in terms of which accounting could be carried on and exchange
not completely break down. Today, however, inflation is universal,
attacking the stronger as well as the weaker units. The criterion
unit itself now varies from day to day, and it is impossible
to measure the variability of monetary units in terms of a variable.
The monetary mariner no longer has a guide; for the North Star,
the dollar, is moving. This is the first time in history that
the world has witnessed global inflation, with the whole field
of monetary units sliding into the sea.
Whether we survive the storm that will attend
this destruction of the political monetary system will depend
upon how we respond to this danger. If we apply remedies designed
to preserve the power of the monetary unit, the sails of exchange
will be shredded by the gales of inflation. We will find ourselves
adrift in a chaotic world for exchange is the device by which
the ship of social order moves forward. If, on the other hand,
we allow nature to take its course with the unit of account,
adjusting matters to preserve the exchange system as required,
we will be able to weather the storm and maintain civil and
The purpose of this book, then, is to propose
a means of preserving the exchange system in the coming emergency.
If, in the process, we find our way to a clearer understanding
of political and economic realities, so much the better. If,
still further, we discover a vehicle through which men can more
effectively pursue their destiny of freedom and self-expression,
then my hopes for this book will have been wholly justified.
It is my belief that through the establishment
of a nonpolitical monetary system, run by and for private enterprise
in a free market, we can achieve all of these things.

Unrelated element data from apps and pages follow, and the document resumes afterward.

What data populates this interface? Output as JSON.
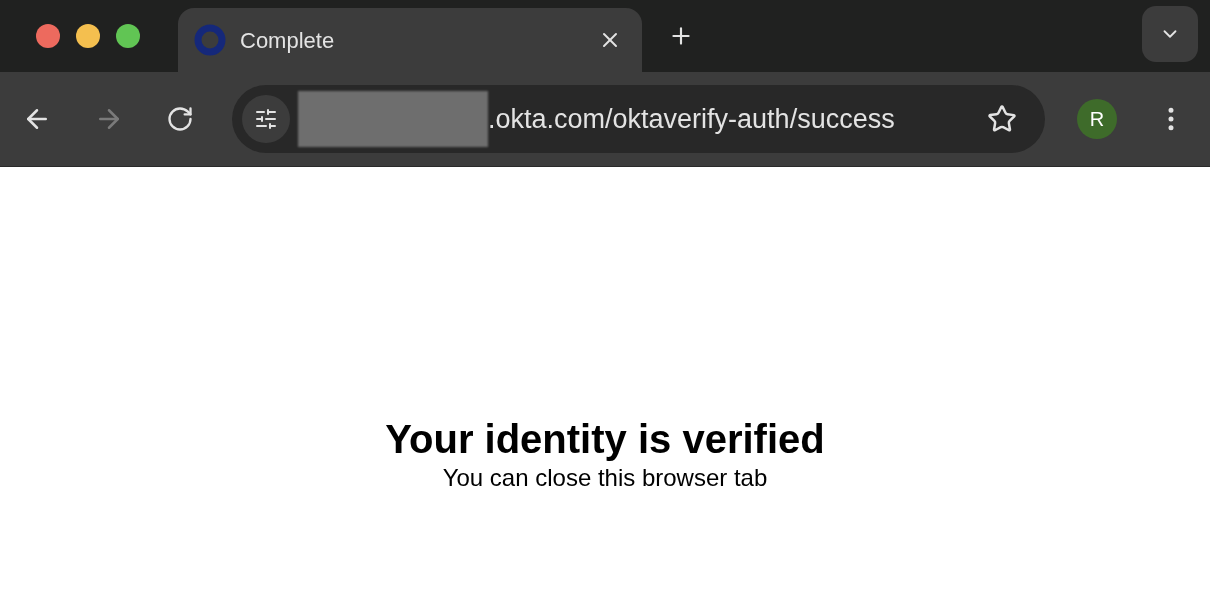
{
  "tabs": [
    {
      "title": "Complete",
      "selected": true
    }
  ],
  "toolbar": {
    "back": {
      "disabled": false
    },
    "forward": {
      "disabled": true
    }
  },
  "address_bar": {
    "url_visible": ".okta.com/oktaverify-auth/success",
    "bookmarked": false
  },
  "profile": {
    "initial": "R",
    "color": "#3e6b2a"
  },
  "page": {
    "heading": "Your identity is verified",
    "subtext": "You can close this browser tab"
  }
}
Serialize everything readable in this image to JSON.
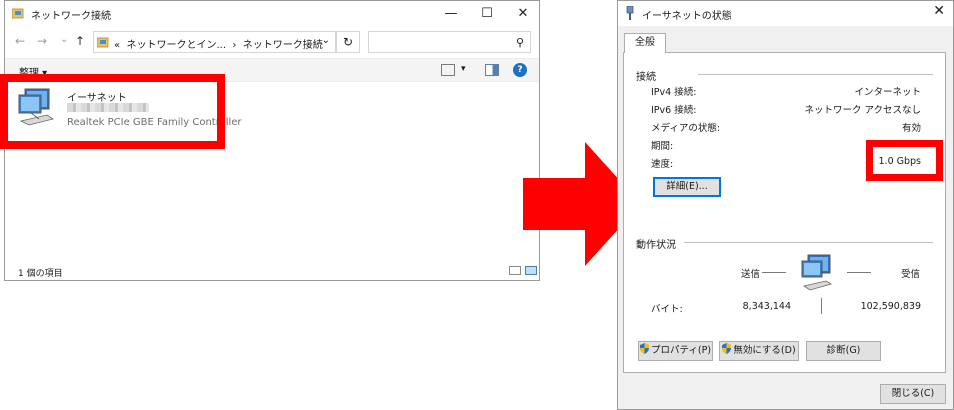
{
  "explorer": {
    "title": "ネットワーク接続",
    "nav": {
      "back": "←",
      "forward": "→",
      "dropdown": "⌄",
      "up": "↑"
    },
    "address": {
      "prefix": "«",
      "crumb1": "ネットワークとイン...",
      "sep": "›",
      "crumb2": "ネットワーク接続"
    },
    "organize_label": "整理 ▾",
    "adapter": {
      "name": "イーサネット",
      "description": "Realtek PCIe GBE Family Controller"
    },
    "status_text": "1 個の項目"
  },
  "dialog": {
    "title": "イーサネットの状態",
    "tab_label": "全般",
    "connection": {
      "header": "接続",
      "rows": [
        {
          "label": "IPv4 接続:",
          "value": "インターネット"
        },
        {
          "label": "IPv6 接続:",
          "value": "ネットワーク アクセスなし"
        },
        {
          "label": "メディアの状態:",
          "value": "有効"
        },
        {
          "label": "期間:",
          "value": ""
        },
        {
          "label": "速度:",
          "value": "1.0 Gbps"
        }
      ],
      "details_button": "詳細(E)..."
    },
    "activity": {
      "header": "動作状況",
      "sent_label": "送信",
      "received_label": "受信",
      "bytes_label": "バイト:",
      "bytes_sent": "8,343,144",
      "bytes_received": "102,590,839"
    },
    "buttons": {
      "properties": "プロパティ(P)",
      "disable": "無効にする(D)",
      "diagnose": "診断(G)",
      "close": "閉じる(C)"
    }
  },
  "colors": {
    "highlight": "#ff0000",
    "arrow": "#ff0000",
    "accent": "#0078d7"
  },
  "icons": [
    "network-folder-icon",
    "ethernet-adapter-icon",
    "network-computer-icon",
    "shield-icon",
    "help-icon"
  ]
}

How such
a system might be organized, the nature of the philosophical
argument for the necessary separation of money and state, and
the implications of a nonpolitical monetary system for the modern
world, are subjects to be dealt with in the following chapters.
First, however, let us inquire about the nature of money itself.